Dandruff or Pityriasis simplex capillitii as it is also called is a chronic scalp condition that is characterized by flaking of the skin. Dandruff is caused by skin cells that grow and die off too fast.
Malassezia is a common fungus that may be a contributor to the development of dandruff. Some experts believe that dandruff may also be caused by an overreaction of a person’s immune system to the fungus Malassezia. Dandruff tends to be embarrassing and difficult to treat. It’s also believed that refraining from shampooing over a long period of time can result in the scalp becoming too oily and resulting in the condition of dandruff. Individuals dealing with certain skin conditions such as eczema and psoriasis are more susceptible to developing dandruff.
Some studies found a specific correlation between levels of stress and dandruff and other experts also think that diet (sugary and fatty foods as well as fried and oily foods that create spikes in insulin) can be related to the presence of dandruff. So far, these studies have only suggested connections between lifestyle and dandruff but no compelling data seems to be definitive.
White oily-looking flakes of dead skin that usually appear on a person’s hair and shoulders that may also itch.
Dandruff, also known as pityriasis simplex capillitii, is caused by a number of different factors. The main cause of this condition is the sufferer’s skin cells on the scalp being turned over more quickly than on someone without dandruff. When the air is dry, there are extreme changes in temperature or harsh detergents and hair products are used, the risk of dandruff is greater. Secretions from the oil glands of the scalp are known to cause some cases of dandruff. Others are caused by a sensitivity to environmental conditions such as the weather and certain chemicals coming into contact with the scalp.
Still, other dandruff cases are caused by an infection of the scalp by the malassezia fungus. Everyone has malassezia globosa fungi on their scalps, but some people are more susceptible to the enzymes it produces. Those enzymes break down the oil on the scalp and create a type of fat that triggers the faster turnover of skin cells. This results in clumps of dead skin that fall from the scalp.
The severity of the dandruff and an individual’s age should be considered before deciding on any course of treatment.
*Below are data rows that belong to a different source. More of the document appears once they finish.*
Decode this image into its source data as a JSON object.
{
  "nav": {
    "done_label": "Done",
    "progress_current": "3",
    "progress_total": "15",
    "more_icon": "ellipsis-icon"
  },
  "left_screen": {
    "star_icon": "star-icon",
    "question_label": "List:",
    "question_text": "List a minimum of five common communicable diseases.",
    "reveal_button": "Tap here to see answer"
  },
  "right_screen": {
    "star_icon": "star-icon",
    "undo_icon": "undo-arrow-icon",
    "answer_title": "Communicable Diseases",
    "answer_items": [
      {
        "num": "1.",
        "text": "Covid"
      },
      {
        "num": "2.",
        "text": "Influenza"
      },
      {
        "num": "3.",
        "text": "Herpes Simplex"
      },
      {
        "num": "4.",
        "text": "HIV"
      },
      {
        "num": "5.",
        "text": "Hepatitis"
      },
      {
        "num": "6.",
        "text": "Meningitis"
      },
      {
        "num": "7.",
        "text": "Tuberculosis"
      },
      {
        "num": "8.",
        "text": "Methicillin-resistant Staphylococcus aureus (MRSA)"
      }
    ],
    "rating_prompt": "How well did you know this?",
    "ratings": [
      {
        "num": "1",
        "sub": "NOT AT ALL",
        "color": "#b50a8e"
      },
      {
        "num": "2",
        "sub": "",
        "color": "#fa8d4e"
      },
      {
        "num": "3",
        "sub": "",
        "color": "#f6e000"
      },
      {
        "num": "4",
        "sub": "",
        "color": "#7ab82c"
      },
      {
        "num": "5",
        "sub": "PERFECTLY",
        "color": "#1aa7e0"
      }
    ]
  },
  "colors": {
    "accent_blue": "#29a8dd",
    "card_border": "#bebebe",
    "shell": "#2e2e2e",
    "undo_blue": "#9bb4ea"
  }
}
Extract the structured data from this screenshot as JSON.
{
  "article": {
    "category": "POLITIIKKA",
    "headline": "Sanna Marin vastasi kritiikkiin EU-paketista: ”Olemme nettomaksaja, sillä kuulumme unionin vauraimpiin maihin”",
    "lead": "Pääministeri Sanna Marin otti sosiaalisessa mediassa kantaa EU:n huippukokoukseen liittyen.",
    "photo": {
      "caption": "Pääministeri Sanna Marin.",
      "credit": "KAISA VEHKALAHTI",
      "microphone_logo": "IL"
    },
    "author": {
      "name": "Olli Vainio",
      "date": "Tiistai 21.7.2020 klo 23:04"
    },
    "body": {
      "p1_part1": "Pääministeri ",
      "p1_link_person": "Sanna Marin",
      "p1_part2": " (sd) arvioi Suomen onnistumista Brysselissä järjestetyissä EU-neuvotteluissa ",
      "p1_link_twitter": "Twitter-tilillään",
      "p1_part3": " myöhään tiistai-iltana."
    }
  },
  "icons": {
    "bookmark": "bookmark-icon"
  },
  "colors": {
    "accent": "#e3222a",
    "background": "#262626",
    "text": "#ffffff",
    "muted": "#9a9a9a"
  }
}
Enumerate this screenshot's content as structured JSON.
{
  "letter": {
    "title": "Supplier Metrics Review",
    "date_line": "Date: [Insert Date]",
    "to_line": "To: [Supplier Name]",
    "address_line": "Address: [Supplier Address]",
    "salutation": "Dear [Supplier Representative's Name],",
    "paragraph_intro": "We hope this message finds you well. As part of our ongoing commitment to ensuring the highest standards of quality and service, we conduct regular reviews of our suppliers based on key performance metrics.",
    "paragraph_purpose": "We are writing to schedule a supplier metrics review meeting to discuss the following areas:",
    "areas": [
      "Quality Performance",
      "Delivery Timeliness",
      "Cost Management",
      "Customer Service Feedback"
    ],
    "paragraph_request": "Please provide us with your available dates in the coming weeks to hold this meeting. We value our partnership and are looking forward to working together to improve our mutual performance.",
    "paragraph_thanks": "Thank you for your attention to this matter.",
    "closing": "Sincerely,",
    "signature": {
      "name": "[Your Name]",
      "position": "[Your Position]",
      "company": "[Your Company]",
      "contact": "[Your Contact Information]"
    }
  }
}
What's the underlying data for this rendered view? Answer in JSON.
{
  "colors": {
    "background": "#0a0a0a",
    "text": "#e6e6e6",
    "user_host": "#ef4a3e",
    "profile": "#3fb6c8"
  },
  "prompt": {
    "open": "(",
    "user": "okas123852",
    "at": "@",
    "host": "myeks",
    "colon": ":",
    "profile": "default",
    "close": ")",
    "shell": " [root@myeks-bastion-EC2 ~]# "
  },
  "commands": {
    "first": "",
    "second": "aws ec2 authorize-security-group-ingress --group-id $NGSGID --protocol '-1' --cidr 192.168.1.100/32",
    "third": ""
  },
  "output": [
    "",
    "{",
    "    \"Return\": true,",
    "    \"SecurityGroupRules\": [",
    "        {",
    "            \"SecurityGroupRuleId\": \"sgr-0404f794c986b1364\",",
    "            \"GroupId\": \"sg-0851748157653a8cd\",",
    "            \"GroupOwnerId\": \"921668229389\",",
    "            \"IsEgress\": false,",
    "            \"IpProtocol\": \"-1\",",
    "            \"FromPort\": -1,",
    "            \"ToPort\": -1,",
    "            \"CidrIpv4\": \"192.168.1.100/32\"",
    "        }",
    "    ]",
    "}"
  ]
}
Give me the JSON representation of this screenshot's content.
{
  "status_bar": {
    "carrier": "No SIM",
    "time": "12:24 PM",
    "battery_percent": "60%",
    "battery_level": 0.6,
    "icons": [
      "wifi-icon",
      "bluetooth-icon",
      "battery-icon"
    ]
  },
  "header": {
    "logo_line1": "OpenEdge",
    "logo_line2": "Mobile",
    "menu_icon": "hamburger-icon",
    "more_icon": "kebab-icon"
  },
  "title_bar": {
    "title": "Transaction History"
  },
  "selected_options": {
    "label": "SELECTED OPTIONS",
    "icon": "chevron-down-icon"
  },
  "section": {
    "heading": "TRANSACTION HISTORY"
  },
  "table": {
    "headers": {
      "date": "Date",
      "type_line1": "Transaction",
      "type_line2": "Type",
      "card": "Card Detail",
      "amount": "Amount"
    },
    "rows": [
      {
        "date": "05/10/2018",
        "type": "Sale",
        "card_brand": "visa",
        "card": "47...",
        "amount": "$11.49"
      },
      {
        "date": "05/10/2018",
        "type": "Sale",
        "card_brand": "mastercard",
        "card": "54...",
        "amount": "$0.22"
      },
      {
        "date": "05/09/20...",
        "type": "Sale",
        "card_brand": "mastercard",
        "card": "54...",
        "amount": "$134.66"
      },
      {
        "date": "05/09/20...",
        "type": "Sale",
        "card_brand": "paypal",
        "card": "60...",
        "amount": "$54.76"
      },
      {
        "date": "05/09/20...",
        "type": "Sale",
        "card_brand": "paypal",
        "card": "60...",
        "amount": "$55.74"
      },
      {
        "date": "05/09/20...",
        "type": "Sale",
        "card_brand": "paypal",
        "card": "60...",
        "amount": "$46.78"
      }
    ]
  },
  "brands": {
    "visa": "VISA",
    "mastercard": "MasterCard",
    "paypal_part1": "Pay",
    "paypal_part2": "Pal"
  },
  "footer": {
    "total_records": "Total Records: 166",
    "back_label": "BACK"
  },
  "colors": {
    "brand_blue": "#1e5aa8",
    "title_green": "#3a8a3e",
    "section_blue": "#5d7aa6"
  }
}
Over-the-counter products for the scalp and various shampoos are available and can help to control dandruff but not cure it. Most shampoos designed to combat dandruff may contain Ketoconazole, Zinc pyrithione, coal tar, salicylic acids, and Tea-tree oil. It is recommended that dandruff shampoo be used every day until the dandruff is under control.
Preventing dandruff can be done in a number of ways. Because there are so many different causes of dandruff, it may take the sufferer a few tries before the correct prevention technique is found for his specific case of dandruff. There are a number of shampoos that are formulated to prevent dandruff and treat current cases. Some of these contain zinc pyrithione, a chemical that causes the turnover rate of skin cells to slow down. Others contain selenium sulfide which can wash away scalp oil. An anti-fungal ingredient, ketoconazole, is present in some shampoos. This type will disrupt malassezia fungi cell membranes. In addition, wash your hair with warm or cool water instead of hot to avoid irritating the scalp.